Will it ever cool off?  Will the heat break before I break my leg in the cracks forming in my lawn?  We all know how important water is to maintaining a healthy lawn & landscape. However, with the vast majority of the state in extreme drought, the water supply has become so depleted that a large number of cities have begun rationing programs to conserve water. How do you know if your lawn is under drought stress? Symptoms include grass leaves turning a dull, bluish color; leaf blades rolling or folding; and footprints that remain in the grass after you walk across the lawn. Don’t panic, you can still keep your lawn & landscape in good condition with these helpful and common sense tips.

Water by the drop.  Using drip irrigation for flowerbeds, ground cover, vegetable gardens and container plants benefits not only the plants but your wallet, too! A drip system saves water by allowing you to target water at or near plan root zones. If you already have spray heads in place, you can use adapters to convert from spray to drip.

Replace that thirsty turf. Replacing little-used areas of your lawn with other types of landscaping and water-stingy plants will lower your outdoor watering needs.

Add some mulch to the mix. A three-to-four inch layer of mulch, like bark or wood chips, in flower beds or around trees and shrubs will help retain moisture and limit weed growth.

Grow native. Native and adapted plants thrive on less water, can take the Texas heat and are easier to maintain. Find more information at

Mow your grass often enough to remove no more than one-third of the leaf blade at any one time.

Reduce the amount of fertilizer applied to keep nitrogen levels low.

Aeration of the lawn will significantly improve the efficiency of water moving into the soil surface.

Use a shower or fan type nozzle on your hose to evenly disperse the water.

Remember, it is better for the overall health of a lawn to water infrequently (when drought symptoms appear) but deeply enough to wet the soil to the recommended depth.
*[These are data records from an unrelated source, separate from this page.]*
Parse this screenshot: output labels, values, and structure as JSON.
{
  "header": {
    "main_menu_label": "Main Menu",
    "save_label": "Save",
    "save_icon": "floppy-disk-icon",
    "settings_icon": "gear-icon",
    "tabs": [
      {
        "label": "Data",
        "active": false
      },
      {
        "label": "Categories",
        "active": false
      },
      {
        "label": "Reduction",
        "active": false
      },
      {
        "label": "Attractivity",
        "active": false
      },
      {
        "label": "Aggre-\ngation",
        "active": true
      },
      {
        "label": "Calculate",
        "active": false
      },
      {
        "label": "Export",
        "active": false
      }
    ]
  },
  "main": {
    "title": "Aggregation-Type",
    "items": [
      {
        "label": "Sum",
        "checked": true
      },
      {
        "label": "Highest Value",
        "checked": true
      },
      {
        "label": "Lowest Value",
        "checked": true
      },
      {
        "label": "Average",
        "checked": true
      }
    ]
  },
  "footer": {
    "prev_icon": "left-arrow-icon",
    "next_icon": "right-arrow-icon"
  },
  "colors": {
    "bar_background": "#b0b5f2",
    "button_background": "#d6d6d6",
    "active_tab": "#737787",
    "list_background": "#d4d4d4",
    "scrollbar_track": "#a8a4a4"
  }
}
This reduces disease, helps air to move to the plant roots, and conserves water.

Until next month, stay cool, and water wisely!